The richest 1 percent’s share of the income for 2012, according to the Paris School of Economics’ interactive database, is 22.8 percent (including capital gains). That means taking the entirety of the group’s income that year would net us somewhere between $2 trillion and $3.2 trillion.
In other words, if you use total income of the 1 percent, you don’t even have to raid Fido’s food bowl to do what Graham suggests.
And what of the actual tax burden of the 1 percent? According to estimates from the independent Urban Institute-Brookings Institution Tax Policy Center, the richest 1 percent paid 27 percent of all federal income taxes in 2012. They had an average income of $1.8 million apiece that year and paid an average of $489,437 in taxes.
That works out, roughly, to some $563 billion in taxes collected from the richest in 2012. A tidy sum, to be sure, but it has already been applied to offset our government’s costs. One would have to double the taxes collected from the group to cover current deficits.
This is the one scenario in which Graham has a point.
Graham said, "If you took every penny of the (richest) 1 percent, including their dog, you wouldn't even begin to balance the budget."
Graham has a point if you take it the way his staff suggests he meant to say it. But the talking point (which, to be clear, no one is suggesting as a real policy) came out more broadly.

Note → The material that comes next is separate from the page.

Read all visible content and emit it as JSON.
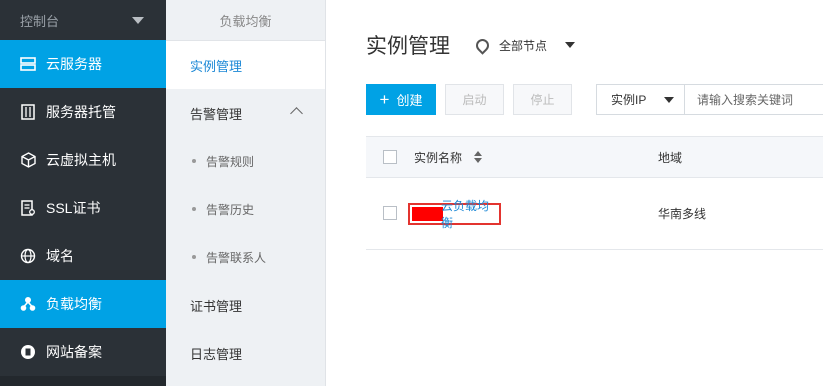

If you use either total wealth or total income -- interpretations we think are at least as plausible given his "every penny" remarks -- Graham is off base.
On balance, we rate his claim Mostly False.